PHYSIOLOGISTS study the life functions of plants and animals, both in the whole organism and at the cellular and molecular level. Some physiologists study the life processes of plants to learn more about organic responses to air and water pollution. Physiologists often specialize in growth, reproduction, respiration, circulation, movement, photosynthesis, and other life functions of plants and animals, or in the physiology of a certain area or system of the organism. Physiologists perform experiments to determine the effects of internal and external environmental factors on life processes and functions.
Salary, Size & Growth
- $58,000 average per year ($28.00 per hour)
- A medium occupation (93,600 workers in 2010)
- Expected to grow rapidly (4.0% per year)
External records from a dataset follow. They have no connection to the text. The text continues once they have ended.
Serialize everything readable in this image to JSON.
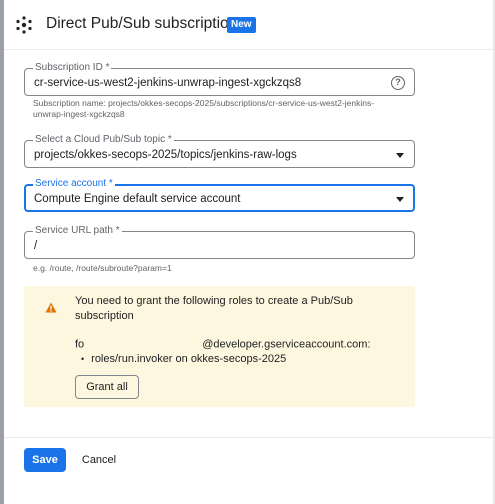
{
  "header": {
    "title": "Direct Pub/Sub subscription",
    "badge": "New",
    "logo_icon": "pubsub-logo-icon"
  },
  "subscription_id": {
    "label": "Subscription ID *",
    "value": "cr-service-us-west2-jenkins-unwrap-ingest-xgckzqs8",
    "help_icon": "help-icon",
    "hint": "Subscription name: projects/okkes-secops-2025/subscriptions/cr-service-us-west2-jenkins-unwrap-ingest-xgckzqs8"
  },
  "topic": {
    "label": "Select a Cloud Pub/Sub topic *",
    "value": "projects/okkes-secops-2025/topics/jenkins-raw-logs"
  },
  "service_account": {
    "label": "Service account *",
    "value": "Compute Engine default service account"
  },
  "service_url": {
    "label": "Service URL path *",
    "value": "/",
    "hint": "e.g. /route, /route/subroute?param=1"
  },
  "warning": {
    "icon": "warning-icon",
    "message": "You need to grant the following roles to create a Pub/Sub subscription",
    "email_prefix": "fo",
    "email_suffix": "@developer.gserviceaccount.com:",
    "role": "roles/run.invoker on okkes-secops-2025",
    "grant_label": "Grant all"
  },
  "footer": {
    "save_label": "Save",
    "cancel_label": "Cancel"
  },
  "colors": {
    "primary": "#1a73e8",
    "warning_bg": "#fef7e0",
    "warning_icon": "#e37400"
  }
}
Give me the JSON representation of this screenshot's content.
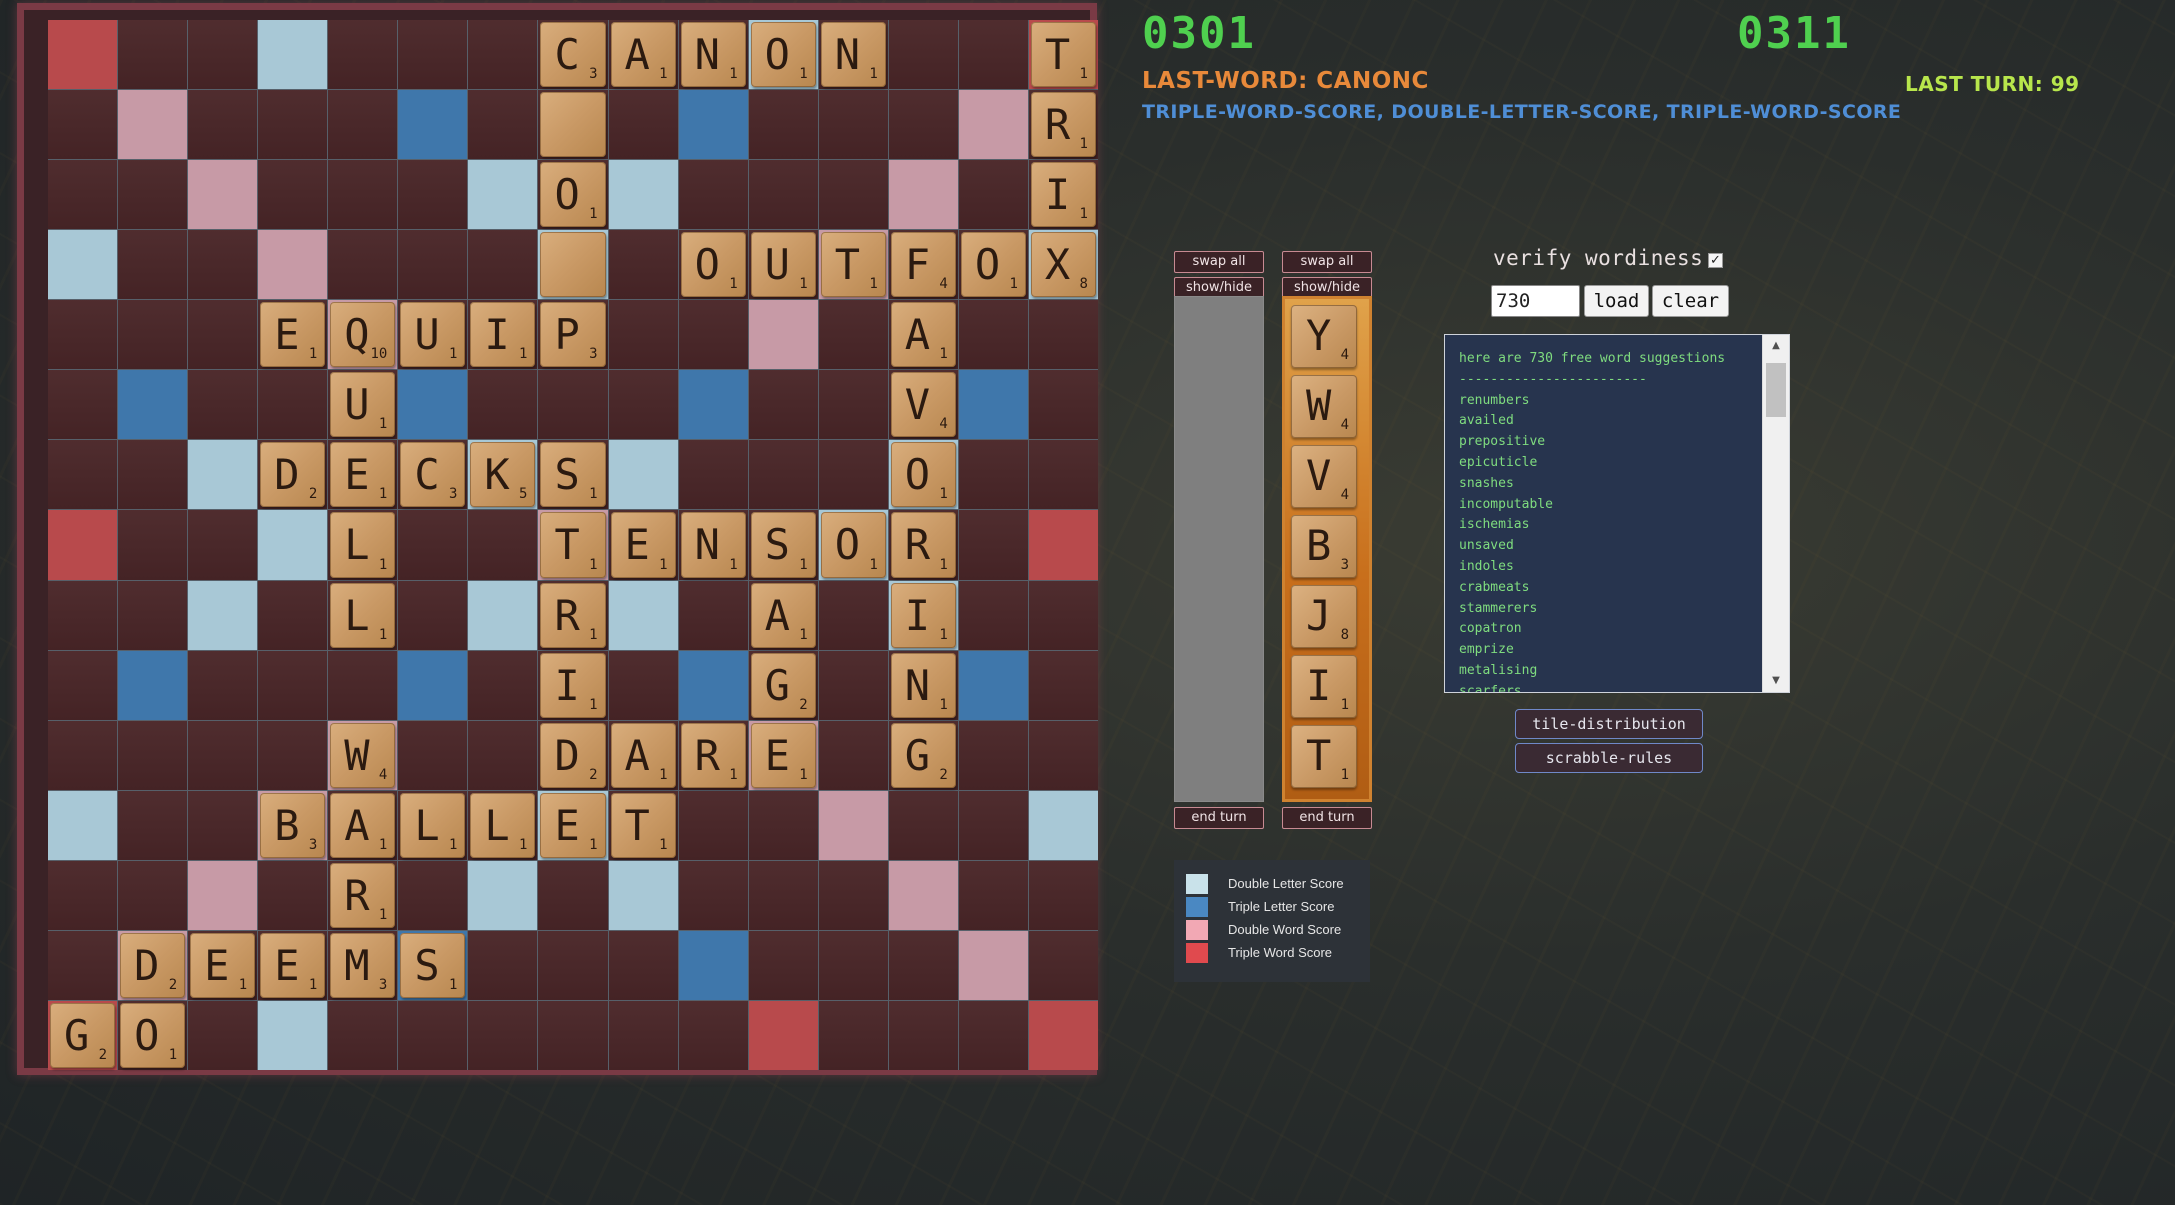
{
  "scores": {
    "left": "0301",
    "right": "0311"
  },
  "last_word": "LAST-WORD: CANONC",
  "last_turn": "LAST TURN: 99",
  "bonus_line": "TRIPLE-WORD-SCORE, DOUBLE-LETTER-SCORE, TRIPLE-WORD-SCORE",
  "colors": {
    "double_letter": "#a8c8d6",
    "triple_letter": "#3f77ab",
    "double_word": "#c79aa6",
    "triple_word": "#b84a4c",
    "score_green": "#4fd04f",
    "last_word_orange": "#e8893a"
  },
  "board": {
    "premium_rows": [
      "t..d......d...t",
      ".w...T...T...w.",
      "..w...d.d...w..",
      "d..w...d...w..d",
      "....w.....w....",
      ".T...T...T...T.",
      "..d...d.d...d..",
      "t..d...w...d..t",
      "..d...d.d...d..",
      ".T...T...T...T.",
      "....w.....w....",
      "d..w...d...w..d",
      "..w...d.d...w..",
      ".w...T...T...w.",
      "t..d......t...t"
    ],
    "tiles": [
      {
        "r": 0,
        "c": 7,
        "l": "C",
        "p": 3
      },
      {
        "r": 0,
        "c": 8,
        "l": "A",
        "p": 1
      },
      {
        "r": 0,
        "c": 9,
        "l": "N",
        "p": 1
      },
      {
        "r": 0,
        "c": 10,
        "l": "O",
        "p": 1
      },
      {
        "r": 0,
        "c": 11,
        "l": "N",
        "p": 1
      },
      {
        "r": 0,
        "c": 14,
        "l": "T",
        "p": 1
      },
      {
        "r": 1,
        "c": 7,
        "l": "",
        "p": ""
      },
      {
        "r": 1,
        "c": 14,
        "l": "R",
        "p": 1
      },
      {
        "r": 2,
        "c": 7,
        "l": "O",
        "p": 1
      },
      {
        "r": 2,
        "c": 14,
        "l": "I",
        "p": 1
      },
      {
        "r": 3,
        "c": 7,
        "l": "",
        "p": ""
      },
      {
        "r": 3,
        "c": 9,
        "l": "O",
        "p": 1
      },
      {
        "r": 3,
        "c": 10,
        "l": "U",
        "p": 1
      },
      {
        "r": 3,
        "c": 11,
        "l": "T",
        "p": 1
      },
      {
        "r": 3,
        "c": 12,
        "l": "F",
        "p": 4
      },
      {
        "r": 3,
        "c": 13,
        "l": "O",
        "p": 1
      },
      {
        "r": 3,
        "c": 14,
        "l": "X",
        "p": 8
      },
      {
        "r": 4,
        "c": 3,
        "l": "E",
        "p": 1
      },
      {
        "r": 4,
        "c": 4,
        "l": "Q",
        "p": 10
      },
      {
        "r": 4,
        "c": 5,
        "l": "U",
        "p": 1
      },
      {
        "r": 4,
        "c": 6,
        "l": "I",
        "p": 1
      },
      {
        "r": 4,
        "c": 7,
        "l": "P",
        "p": 3
      },
      {
        "r": 4,
        "c": 12,
        "l": "A",
        "p": 1
      },
      {
        "r": 5,
        "c": 4,
        "l": "U",
        "p": 1
      },
      {
        "r": 5,
        "c": 12,
        "l": "V",
        "p": 4
      },
      {
        "r": 6,
        "c": 3,
        "l": "D",
        "p": 2
      },
      {
        "r": 6,
        "c": 4,
        "l": "E",
        "p": 1
      },
      {
        "r": 6,
        "c": 5,
        "l": "C",
        "p": 3
      },
      {
        "r": 6,
        "c": 6,
        "l": "K",
        "p": 5
      },
      {
        "r": 6,
        "c": 7,
        "l": "S",
        "p": 1
      },
      {
        "r": 6,
        "c": 12,
        "l": "O",
        "p": 1
      },
      {
        "r": 7,
        "c": 4,
        "l": "L",
        "p": 1
      },
      {
        "r": 7,
        "c": 7,
        "l": "T",
        "p": 1
      },
      {
        "r": 7,
        "c": 8,
        "l": "E",
        "p": 1
      },
      {
        "r": 7,
        "c": 9,
        "l": "N",
        "p": 1
      },
      {
        "r": 7,
        "c": 10,
        "l": "S",
        "p": 1
      },
      {
        "r": 7,
        "c": 11,
        "l": "O",
        "p": 1
      },
      {
        "r": 7,
        "c": 12,
        "l": "R",
        "p": 1
      },
      {
        "r": 8,
        "c": 4,
        "l": "L",
        "p": 1
      },
      {
        "r": 8,
        "c": 7,
        "l": "R",
        "p": 1
      },
      {
        "r": 8,
        "c": 10,
        "l": "A",
        "p": 1
      },
      {
        "r": 8,
        "c": 12,
        "l": "I",
        "p": 1
      },
      {
        "r": 9,
        "c": 7,
        "l": "I",
        "p": 1
      },
      {
        "r": 9,
        "c": 10,
        "l": "G",
        "p": 2
      },
      {
        "r": 9,
        "c": 12,
        "l": "N",
        "p": 1
      },
      {
        "r": 10,
        "c": 4,
        "l": "W",
        "p": 4
      },
      {
        "r": 10,
        "c": 7,
        "l": "D",
        "p": 2
      },
      {
        "r": 10,
        "c": 8,
        "l": "A",
        "p": 1
      },
      {
        "r": 10,
        "c": 9,
        "l": "R",
        "p": 1
      },
      {
        "r": 10,
        "c": 10,
        "l": "E",
        "p": 1
      },
      {
        "r": 10,
        "c": 12,
        "l": "G",
        "p": 2
      },
      {
        "r": 11,
        "c": 3,
        "l": "B",
        "p": 3
      },
      {
        "r": 11,
        "c": 4,
        "l": "A",
        "p": 1
      },
      {
        "r": 11,
        "c": 5,
        "l": "L",
        "p": 1
      },
      {
        "r": 11,
        "c": 6,
        "l": "L",
        "p": 1
      },
      {
        "r": 11,
        "c": 7,
        "l": "E",
        "p": 1
      },
      {
        "r": 11,
        "c": 8,
        "l": "T",
        "p": 1
      },
      {
        "r": 12,
        "c": 4,
        "l": "R",
        "p": 1
      },
      {
        "r": 13,
        "c": 1,
        "l": "D",
        "p": 2
      },
      {
        "r": 13,
        "c": 2,
        "l": "E",
        "p": 1
      },
      {
        "r": 13,
        "c": 3,
        "l": "E",
        "p": 1
      },
      {
        "r": 13,
        "c": 4,
        "l": "M",
        "p": 3
      },
      {
        "r": 13,
        "c": 5,
        "l": "S",
        "p": 1
      },
      {
        "r": 14,
        "c": 0,
        "l": "G",
        "p": 2
      },
      {
        "r": 14,
        "c": 1,
        "l": "O",
        "p": 1
      }
    ]
  },
  "rack_left": {
    "swap_label": "swap all",
    "show_label": "show/hide",
    "end_label": "end turn"
  },
  "rack_right": {
    "swap_label": "swap all",
    "show_label": "show/hide",
    "end_label": "end turn",
    "tiles": [
      {
        "l": "Y",
        "p": 4
      },
      {
        "l": "W",
        "p": 4
      },
      {
        "l": "V",
        "p": 4
      },
      {
        "l": "B",
        "p": 3
      },
      {
        "l": "J",
        "p": 8
      },
      {
        "l": "I",
        "p": 1
      },
      {
        "l": "T",
        "p": 1
      }
    ]
  },
  "legend": [
    {
      "label": "Double Letter Score",
      "color": "#c9e2ea"
    },
    {
      "label": "Triple Letter Score",
      "color": "#4a88c2"
    },
    {
      "label": "Double Word Score",
      "color": "#f2a8b4"
    },
    {
      "label": "Triple Word Score",
      "color": "#e04a4e"
    }
  ],
  "verify": {
    "label": "verify wordiness",
    "checked": true
  },
  "suggestions": {
    "count_value": "730",
    "load_label": "load",
    "clear_label": "clear",
    "header": "here are 730 free word suggestions",
    "divider": "------------------------",
    "words": [
      "renumbers",
      "availed",
      "prepositive",
      "epicuticle",
      "snashes",
      "incomputable",
      "ischemias",
      "unsaved",
      "indoles",
      "crabmeats",
      "stammerers",
      "copatron",
      "emprize",
      "metalising",
      "scarfers"
    ]
  },
  "buttons": {
    "tile_distribution": "tile-distribution",
    "scrabble_rules": "scrabble-rules"
  }
}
For PHYSIOLOGISTS, a Ph.D. generally is required for college teaching, independent research, and for advancement to administrative positions. A master's degree is sufficient for some jobs in applied research and for jobs in management, inspection, sales, and service. A bachelor's degree is adequate for some non-research jobs. Undergraduate biological science majors usually study chemistry, biology, and allied disciplines such as mathematics, physics, and computer science. Those interested in studying the environment should take courses in environmental studies.